If you don’t write, I apologize for not picking a bit of wisdom with more breadth to it. But surely even if you don’t write, you read, and it may be interesting for you to know that the words you read today in that book at your bedside table came out of its writer in one of two ways: kicking & screaming or as effortless as slipping a hand into the brain and drawing them out in one fluid, painless string.
As a writer, I can tell you pocket-days are amazing. Exhilarating. You feel as if you are under a spell, an incantation that nearly feels invasive. The words spill out lava-like and you are aware that you are a mere conduit of something bigger and grander than yourself.
Then there are kicking & screaming gut days, when you know you must write because you are on a deadline and the muse of your craft is either AWOL or present but pouting and the words are yanked out of your brain’s wordmill with gut-wrenching force akin to freeing Excalibur from stone. And then they aren’t that great anyway.
I love pocket days.
I loathe gut days.
The statue at the top of this post is of Clio. She is a very famous muse and this likeness of her sits in a hall of statues at the Vatican – an incongruous place for a fair-weather friend to hang out. She may not be the one and only writing muse, but along the wall with the other muses, she’s the only one with the writing tablets.
When I am having a gut day, I picture Clio smirking. Or maybe squinting. Or maybe sulking.

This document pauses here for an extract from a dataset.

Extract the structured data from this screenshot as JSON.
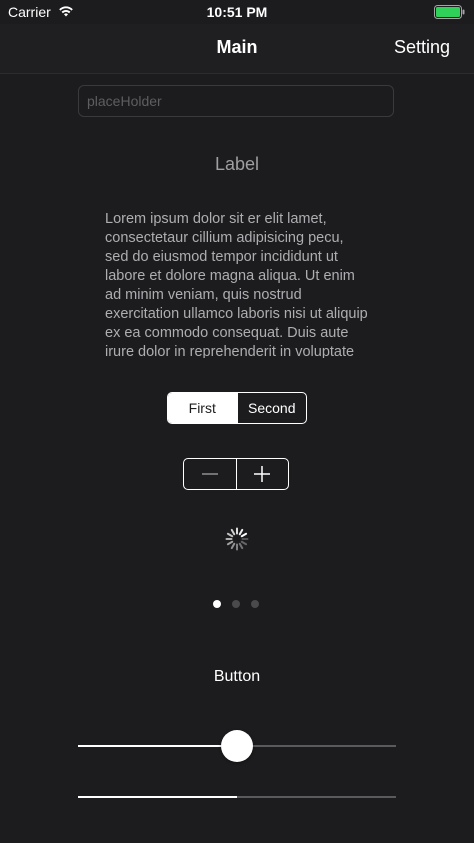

I am not entirely sure how the writing days get parceled out. Am I subconsciously in charge of that? Does the muse get to choose? Is it mere happenstance and circumstance? Does Providence endow on pocket days and withhold on gut days, and if so, is it because in some infinitely wise plan, the gut days teach me to appreciate the pocket days?
I don’t know.
I do know today doesn’t feel like a pocket day.
And I’ve got 4,000 words to write.